=== Begin Enclosure ===

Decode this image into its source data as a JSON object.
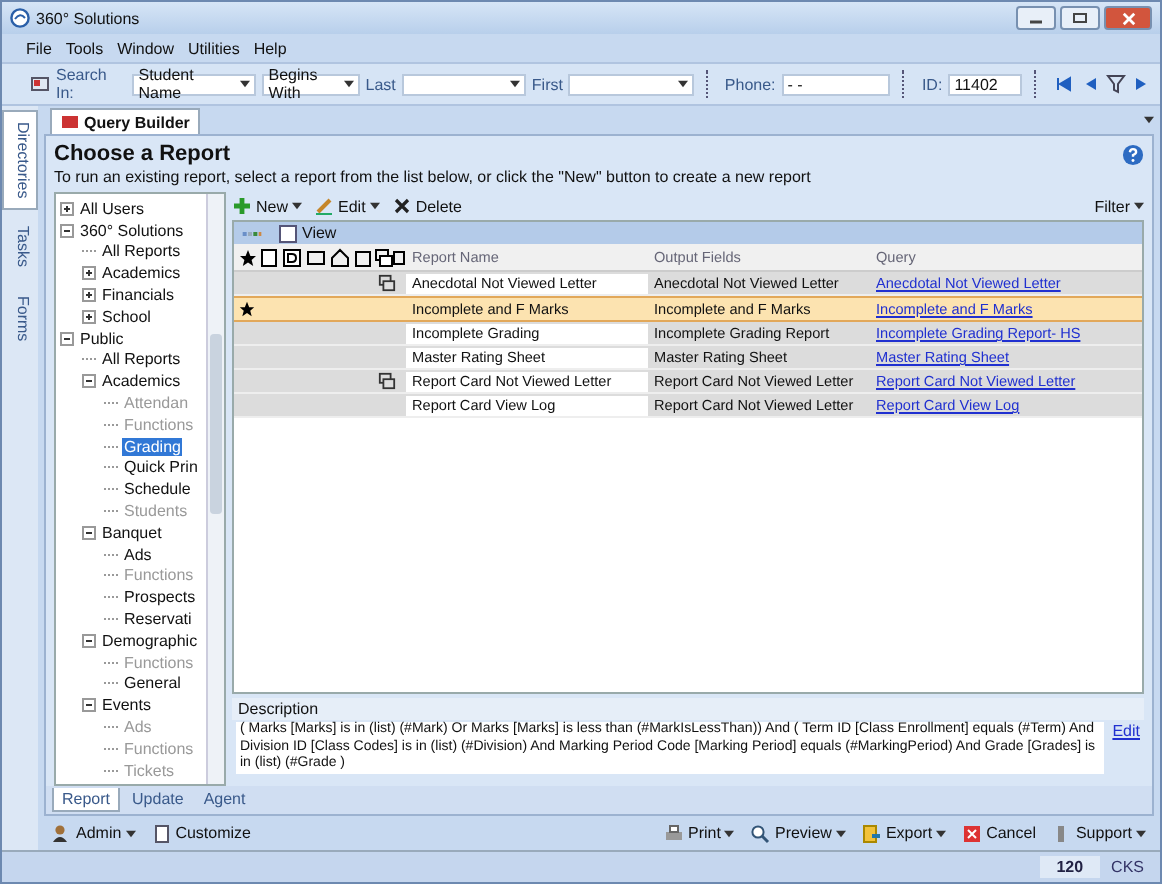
{
  "window": {
    "title": "360° Solutions"
  },
  "menu": [
    "File",
    "Tools",
    "Window",
    "Utilities",
    "Help"
  ],
  "search_bar": {
    "search_in_label": "Search In:",
    "search_in": "Student Name",
    "match": "Begins With",
    "last_label": "Last",
    "first_label": "First",
    "phone_label": "Phone:",
    "phone": "-  -",
    "id_label": "ID:",
    "id": "11402"
  },
  "side_tabs": [
    {
      "label": "Directories",
      "selected": true
    },
    {
      "label": "Tasks",
      "selected": false
    },
    {
      "label": "Forms",
      "selected": false
    }
  ],
  "document_tab": {
    "label": "Query Builder"
  },
  "header": {
    "title": "Choose a Report",
    "instructions": "To run an existing report, select a report from the list below, or click the \"New\" button to create a new report"
  },
  "tree": [
    {
      "label": "All Users",
      "expanded": false,
      "selected": false,
      "disabled": false
    },
    {
      "label": "360° Solutions",
      "expanded": true,
      "selected": false,
      "disabled": false,
      "children": [
        {
          "label": "All Reports",
          "selected": false,
          "disabled": false
        },
        {
          "label": "Academics",
          "expanded": false,
          "selected": false,
          "disabled": false
        },
        {
          "label": "Financials",
          "expanded": false,
          "selected": false,
          "disabled": false
        },
        {
          "label": "School",
          "expanded": false,
          "selected": false,
          "disabled": false
        }
      ]
    },
    {
      "label": "Public",
      "expanded": true,
      "selected": false,
      "disabled": false,
      "children": [
        {
          "label": "All Reports",
          "selected": false,
          "disabled": false
        },
        {
          "label": "Academics",
          "expanded": true,
          "selected": false,
          "disabled": false,
          "children": [
            {
              "label": "Attendan",
              "selected": false,
              "disabled": true
            },
            {
              "label": "Functions",
              "selected": false,
              "disabled": true
            },
            {
              "label": "Grading",
              "selected": true,
              "disabled": false
            },
            {
              "label": "Quick Prin",
              "selected": false,
              "disabled": false
            },
            {
              "label": "Schedule",
              "selected": false,
              "disabled": false
            },
            {
              "label": "Students",
              "selected": false,
              "disabled": true
            }
          ]
        },
        {
          "label": "Banquet",
          "expanded": true,
          "selected": false,
          "disabled": false,
          "children": [
            {
              "label": "Ads",
              "selected": false,
              "disabled": false
            },
            {
              "label": "Functions",
              "selected": false,
              "disabled": true
            },
            {
              "label": "Prospects",
              "selected": false,
              "disabled": false
            },
            {
              "label": "Reservati",
              "selected": false,
              "disabled": false
            }
          ]
        },
        {
          "label": "Demographic",
          "expanded": true,
          "selected": false,
          "disabled": false,
          "children": [
            {
              "label": "Functions",
              "selected": false,
              "disabled": true
            },
            {
              "label": "General",
              "selected": false,
              "disabled": false
            }
          ]
        },
        {
          "label": "Events",
          "expanded": true,
          "selected": false,
          "disabled": false,
          "children": [
            {
              "label": "Ads",
              "selected": false,
              "disabled": true
            },
            {
              "label": "Functions",
              "selected": false,
              "disabled": true
            },
            {
              "label": "Tickets",
              "selected": false,
              "disabled": true
            }
          ]
        }
      ]
    }
  ],
  "report_toolbar": {
    "new": "New",
    "edit": "Edit",
    "delete": "Delete",
    "filter": "Filter"
  },
  "grid": {
    "view_label": "View",
    "columns": [
      "Report Name",
      "Output Fields",
      "Query"
    ],
    "rows": [
      {
        "favorite": false,
        "linked": true,
        "name": "Anecdotal Not Viewed Letter",
        "output": "Anecdotal Not Viewed Letter",
        "query": "Anecdotal Not Viewed Letter",
        "selected": false
      },
      {
        "favorite": true,
        "linked": false,
        "name": "Incomplete and F Marks",
        "output": "Incomplete and F Marks",
        "query": "Incomplete and F Marks",
        "selected": true
      },
      {
        "favorite": false,
        "linked": false,
        "name": "Incomplete Grading",
        "output": "Incomplete Grading Report",
        "query": "Incomplete Grading Report- HS",
        "selected": false
      },
      {
        "favorite": false,
        "linked": false,
        "name": "Master Rating Sheet",
        "output": "Master Rating Sheet",
        "query": "Master Rating Sheet",
        "selected": false
      },
      {
        "favorite": false,
        "linked": true,
        "name": "Report Card Not Viewed Letter",
        "output": "Report Card Not Viewed Letter",
        "query": "Report Card Not Viewed Letter",
        "selected": false
      },
      {
        "favorite": false,
        "linked": false,
        "name": "Report Card View Log",
        "output": "Report Card Not Viewed Letter",
        "query": "Report Card View Log",
        "selected": false
      }
    ]
  },
  "description": {
    "label": "Description",
    "text": "( Marks [Marks] is in (list) (#Mark) Or Marks [Marks] is less than (#MarkIsLessThan))  And ( Term ID [Class Enrollment] equals (#Term) And Division ID [Class Codes] is in (list) (#Division) And Marking Period Code [Marking Period] equals (#MarkingPeriod) And Grade  [Grades] is in (list) (#Grade )",
    "edit": "Edit"
  },
  "bottom_tabs": [
    {
      "label": "Report",
      "selected": true
    },
    {
      "label": "Update",
      "selected": false
    },
    {
      "label": "Agent",
      "selected": false
    }
  ],
  "bottom_toolbar": {
    "admin": "Admin",
    "customize": "Customize",
    "print": "Print",
    "preview": "Preview",
    "export": "Export",
    "cancel": "Cancel",
    "support": "Support"
  },
  "status_bar": {
    "count": "120",
    "user": "CKS"
  }
}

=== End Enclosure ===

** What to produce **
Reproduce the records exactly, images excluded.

** Result of this task **
Decode this image into its source data as a JSON object.
{
  "window": {
    "title": "360° Solutions"
  },
  "menu": [
    "File",
    "Tools",
    "Window",
    "Utilities",
    "Help"
  ],
  "search_bar": {
    "search_in_label": "Search In:",
    "search_in": "Student Name",
    "match": "Begins With",
    "last_label": "Last",
    "first_label": "First",
    "phone_label": "Phone:",
    "phone": "-  -",
    "id_label": "ID:",
    "id": "11402"
  },
  "side_tabs": [
    {
      "label": "Directories",
      "selected": true
    },
    {
      "label": "Tasks",
      "selected": false
    },
    {
      "label": "Forms",
      "selected": false
    }
  ],
  "document_tab": {
    "label": "Query Builder"
  },
  "header": {
    "title": "Choose a Report",
    "instructions": "To run an existing report, select a report from the list below, or click the \"New\" button to create a new report"
  },
  "tree": [
    {
      "label": "All Users",
      "expanded": false,
      "selected": false,
      "disabled": false
    },
    {
      "label": "360° Solutions",
      "expanded": true,
      "selected": false,
      "disabled": false,
      "children": [
        {
          "label": "All Reports",
          "selected": false,
          "disabled": false
        },
        {
          "label": "Academics",
          "expanded": false,
          "selected": false,
          "disabled": false
        },
        {
          "label": "Financials",
          "expanded": false,
          "selected": false,
          "disabled": false
        },
        {
          "label": "School",
          "expanded": false,
          "selected": false,
          "disabled": false
        }
      ]
    },
    {
      "label": "Public",
      "expanded": true,
      "selected": false,
      "disabled": false,
      "children": [
        {
          "label": "All Reports",
          "selected": false,
          "disabled": false
        },
        {
          "label": "Academics",
          "expanded": true,
          "selected": false,
          "disabled": false,
          "children": [
            {
              "label": "Attendan",
              "selected": false,
              "disabled": true
            },
            {
              "label": "Functions",
              "selected": false,
              "disabled": true
            },
            {
              "label": "Grading",
              "selected": true,
              "disabled": false
            },
            {
              "label": "Quick Prin",
              "selected": false,
              "disabled": false
            },
            {
              "label": "Schedule",
              "selected": false,
              "disabled": false
            },
            {
              "label": "Students",
              "selected": false,
              "disabled": true
            }
          ]
        },
        {
          "label": "Banquet",
          "expanded": true,
          "selected": false,
          "disabled": false,
          "children": [
            {
              "label": "Ads",
              "selected": false,
              "disabled": false
            },
            {
              "label": "Functions",
              "selected": false,
              "disabled": true
            },
            {
              "label": "Prospects",
              "selected": false,
              "disabled": false
            },
            {
              "label": "Reservati",
              "selected": false,
              "disabled": false
            }
          ]
        },
        {
          "label": "Demographic",
          "expanded": true,
          "selected": false,
          "disabled": false,
          "children": [
            {
              "label": "Functions",
              "selected": false,
              "disabled": true
            },
            {
              "label": "General",
              "selected": false,
              "disabled": false
            }
          ]
        },
        {
          "label": "Events",
          "expanded": true,
          "selected": false,
          "disabled": false,
          "children": [
            {
              "label": "Ads",
              "selected": false,
              "disabled": true
            },
            {
              "label": "Functions",
              "selected": false,
              "disabled": true
            },
            {
              "label": "Tickets",
              "selected": false,
              "disabled": true
            }
          ]
        }
      ]
    }
  ],
  "report_toolbar": {
    "new": "New",
    "edit": "Edit",
    "delete": "Delete",
    "filter": "Filter"
  },
  "grid": {
    "view_label": "View",
    "columns": [
      "Report Name",
      "Output Fields",
      "Query"
    ],
    "rows": [
      {
        "favorite": false,
        "linked": true,
        "name": "Anecdotal Not Viewed Letter",
        "output": "Anecdotal Not Viewed Letter",
        "query": "Anecdotal Not Viewed Letter",
        "selected": false
      },
      {
        "favorite": true,
        "linked": false,
        "name": "Incomplete and F Marks",
        "output": "Incomplete and F Marks",
        "query": "Incomplete and F Marks",
        "selected": true
      },
      {
        "favorite": false,
        "linked": false,
        "name": "Incomplete Grading",
        "output": "Incomplete Grading Report",
        "query": "Incomplete Grading Report- HS",
        "selected": false
      },
      {
        "favorite": false,
        "linked": false,
        "name": "Master Rating Sheet",
        "output": "Master Rating Sheet",
        "query": "Master Rating Sheet",
        "selected": false
      },
      {
        "favorite": false,
        "linked": true,
        "name": "Report Card Not Viewed Letter",
        "output": "Report Card Not Viewed Letter",
        "query": "Report Card Not Viewed Letter",
        "selected": false
      },
      {
        "favorite": false,
        "linked": false,
        "name": "Report Card View Log",
        "output": "Report Card Not Viewed Letter",
        "query": "Report Card View Log",
        "selected": false
      }
    ]
  },
  "description": {
    "label": "Description",
    "text": "( Marks [Marks] is in (list) (#Mark) Or Marks [Marks] is less than (#MarkIsLessThan))  And ( Term ID [Class Enrollment] equals (#Term) And Division ID [Class Codes] is in (list) (#Division) And Marking Period Code [Marking Period] equals (#MarkingPeriod) And Grade  [Grades] is in (list) (#Grade )",
    "edit": "Edit"
  },
  "bottom_tabs": [
    {
      "label": "Report",
      "selected": true
    },
    {
      "label": "Update",
      "selected": false
    },
    {
      "label": "Agent",
      "selected": false
    }
  ],
  "bottom_toolbar": {
    "admin": "Admin",
    "customize": "Customize",
    "print": "Print",
    "preview": "Preview",
    "export": "Export",
    "cancel": "Cancel",
    "support": "Support"
  },
  "status_bar": {
    "count": "120",
    "user": "CKS"
  }
}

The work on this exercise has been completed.